And yet, we didn't even scratch the surface, evidenced by the amount of questions for Scholz that we received from MusicRadar readers. While prepping for a New England-style blast of snow, the famed music maker and inventor sat down to answer your queries.
Rudra R: I would love to get a true analogue sound on my recordings, but I don’t have the money for vintage equipment/tape machines. What do you recommend?
“That’s a tough one. Of course, that’s the position lots of people find themselves in, and the position I was in 35-plus years ago when I started. Back then, not too many people recorded because it was very expensive.

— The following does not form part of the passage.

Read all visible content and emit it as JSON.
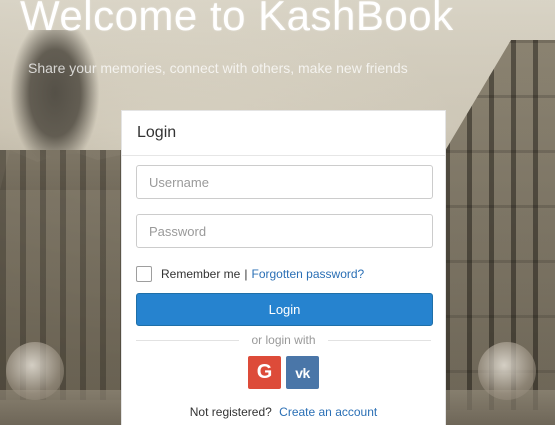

The only option was analogue, and analogue by definition is almost always going to be more expensive than digital.
“When I started, I had to make a huge investment of time and money just to afford studio time, and later I was able to buy some old gear. It’s a difficult thing. The one thing I will say for digital, and you won’t hear me say that many complimentary things about it, is that it’s cheap. It pretty much enables anybody to record as long as you can deal with the sound.
“There are some deals for old tape machines. They’re going for a song compared to their original cost, so it is possible to get one. The tape is fairly pricey and hard to come by, but the equipment isn’t half bad. Of course, you don’t have to have an ancient, 40-year-old Les Paul to make a good recording. You can do it with any decent guitar or instrument.”
Brandon NM: What’s your take on how production of music has become digital? Is it killing the soul of music, or is it making people more creative?
“My pet theory is that digital reproduction is a huge step down in audio terms. There are a few big things wrong with it, which is why a lot of people don’t think it sounds so good. The first step down was with 16-bit CDs; and then there were MP3s, which are even worse than that – those were the final blow.
"I’m going to say this as an ethereal effect, not something that people are necessarily aware of while it’s happening, but my theory is that the proliferation of MP3 files have really diminished people’s appreciation of music. If your own choice was to listen to music on some terrible speakers all the time, would you listen to it more or less? And if you had great speakers with huge, perfect clarity, would you listen to it less? [Laughs] So I think it’s diminished people’s interest in music, and that’s hurt sales.”